While the economic decline has been forcing local media companies to downsize and cut costs, one off-beat magazine has been bravely weathering the financial storm and even expanding. Media & Editorial Projects Ltd (Mep), producers of Caribbean Beat, the inflight magazine of Caribbean Airlines, are proudly celebrating their 100th issue and are planning to move into bookstores, as well. "Over the years, people have been asking for past issues. They thought highly of the articles and photos. "The magazine was seen as more than an in-flight magazine, and we decided to treat it as one and make it available to the general reader," editor Judy Raymond said. Caribbean Beat is available at selected local bookstores and two places in Toronto and New York.
"We're starting small and hoping to grow," she said at Mep's Prospect Avenue, Maraval, office last week. In the meantime, Mep is celebrating.
"We're trying to celebrate reaching 100. Caribbean Beat is one of the few magazines in the English-speaking Caribbean ever to be able to celebrate such an occasion," Raymond said. "So many magazines were produced in T&T and around the region and didn't last." From being published quarterly, there are now six editions of Caribbean Beat a year. In celebration of the 100th issue, the November/December edition of the magazine is a collector's edition and is free to Caribbean Airlines passengers.
"We have also decided to celebrate the 50th anniversary of Notting Hill Carnival in London, and the 60th anniversary of the Test match at Lord's that the West Indies won. That was the beginning of calypso cricket," Raymond said. The magazine shows a photograph of a youthful Lord Kitchener (Aldwyn Roberts), guitar in hand, leading a group of West Indies fans onto the pitch after their team beat England. This issue is an exciting read, with intriguing stories like, The Man With the Butterfly Tattoo, in which the former editor, Nicholas Laughlin, writes about his visit to the former prison colony of Devil's Island, in search of the truth behind Henri Charriere's famous half-fiction, Papillon.

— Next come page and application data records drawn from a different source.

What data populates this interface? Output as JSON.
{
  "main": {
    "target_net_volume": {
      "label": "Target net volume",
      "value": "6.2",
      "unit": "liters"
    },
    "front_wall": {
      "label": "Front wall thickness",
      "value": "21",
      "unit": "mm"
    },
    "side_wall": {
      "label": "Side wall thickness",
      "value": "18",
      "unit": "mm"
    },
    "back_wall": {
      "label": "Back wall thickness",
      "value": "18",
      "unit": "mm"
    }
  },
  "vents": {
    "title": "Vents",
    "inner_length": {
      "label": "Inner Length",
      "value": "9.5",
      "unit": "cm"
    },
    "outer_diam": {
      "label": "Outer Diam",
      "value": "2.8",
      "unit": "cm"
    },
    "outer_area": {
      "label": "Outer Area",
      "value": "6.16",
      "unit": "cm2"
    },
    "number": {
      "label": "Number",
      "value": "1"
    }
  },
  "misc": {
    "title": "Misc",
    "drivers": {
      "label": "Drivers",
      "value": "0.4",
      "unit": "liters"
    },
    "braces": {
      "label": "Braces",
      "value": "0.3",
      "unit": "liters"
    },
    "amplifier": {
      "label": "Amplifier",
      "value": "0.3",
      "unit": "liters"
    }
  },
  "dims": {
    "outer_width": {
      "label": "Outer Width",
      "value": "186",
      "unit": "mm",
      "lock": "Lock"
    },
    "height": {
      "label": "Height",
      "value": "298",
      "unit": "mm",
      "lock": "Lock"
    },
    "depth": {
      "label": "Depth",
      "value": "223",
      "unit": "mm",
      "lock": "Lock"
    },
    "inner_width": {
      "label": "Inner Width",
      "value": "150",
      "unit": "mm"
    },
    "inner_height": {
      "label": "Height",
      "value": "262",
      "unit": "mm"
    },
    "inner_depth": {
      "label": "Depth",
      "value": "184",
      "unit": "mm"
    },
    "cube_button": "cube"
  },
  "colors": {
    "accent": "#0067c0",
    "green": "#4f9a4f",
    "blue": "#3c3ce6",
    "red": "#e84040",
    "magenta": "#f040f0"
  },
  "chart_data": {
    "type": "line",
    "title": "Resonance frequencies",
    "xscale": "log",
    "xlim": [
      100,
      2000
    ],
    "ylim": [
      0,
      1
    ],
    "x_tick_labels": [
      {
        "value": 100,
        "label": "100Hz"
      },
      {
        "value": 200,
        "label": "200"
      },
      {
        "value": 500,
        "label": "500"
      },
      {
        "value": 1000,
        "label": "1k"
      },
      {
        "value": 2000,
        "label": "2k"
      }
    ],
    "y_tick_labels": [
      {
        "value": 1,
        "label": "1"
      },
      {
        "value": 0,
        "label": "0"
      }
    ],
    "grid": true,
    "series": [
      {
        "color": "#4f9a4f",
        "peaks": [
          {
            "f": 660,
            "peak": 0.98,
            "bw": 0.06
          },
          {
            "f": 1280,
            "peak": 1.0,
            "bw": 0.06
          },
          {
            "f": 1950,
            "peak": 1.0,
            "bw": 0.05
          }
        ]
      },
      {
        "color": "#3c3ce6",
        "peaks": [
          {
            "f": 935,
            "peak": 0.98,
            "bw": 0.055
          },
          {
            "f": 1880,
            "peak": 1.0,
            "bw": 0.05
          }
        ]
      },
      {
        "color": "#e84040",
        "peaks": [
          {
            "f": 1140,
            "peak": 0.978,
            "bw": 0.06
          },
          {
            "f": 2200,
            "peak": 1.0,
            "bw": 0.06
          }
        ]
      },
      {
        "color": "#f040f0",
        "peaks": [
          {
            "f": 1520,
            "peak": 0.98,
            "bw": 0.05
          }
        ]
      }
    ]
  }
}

So why has this "regional," full-colour, glossy magazine, chock-full of well-written articles and good photographs on Caribbean culture, history, travel, personalities and the environment, remained afloat? "Like other publications, we are supported by advertising," Raymond said. Advertisers have not pulled out from Caribbean Beat. A quick browse through of the latest issue shows ads on nearly every page. Partnering with Caribbean Airlines has brought in some advantages, too. "The magazine is produced in the United States, and Caribbean Airlines flies it in.
This has decreased some costs," Raymond said. "We also use freelance writers from around the region. We don't have to deal with staff cuts, overheads." That aside, Raymond spoke about the high-quality content of Caribbean Beat. The original idea was to provide information to tourists coming to the region, but it has grown into a magazine for visitors as well as the general reader, she explained. "We still offer what we hope is a winning mix. We hold ourselves to the same high standards in writing, photography and illustrations.
"And we still try to feature the best of the Caribbean, and to roam off the beaten track as often as we can, to highlight people, places, events and ideas that aren't already well known, but deserve more attention. Beat covers things people are doing in the region and the (Caribbean) diaspora. "We also try to include stories that would be of interest to business travellers." The magazine's articles are also reference material, Raymond noted. "Some people have the complete set of Caribbean Beat, going back to 1992, when it was first published." Mep also produces Discover, a tourist's guide, and Energy Caribbean.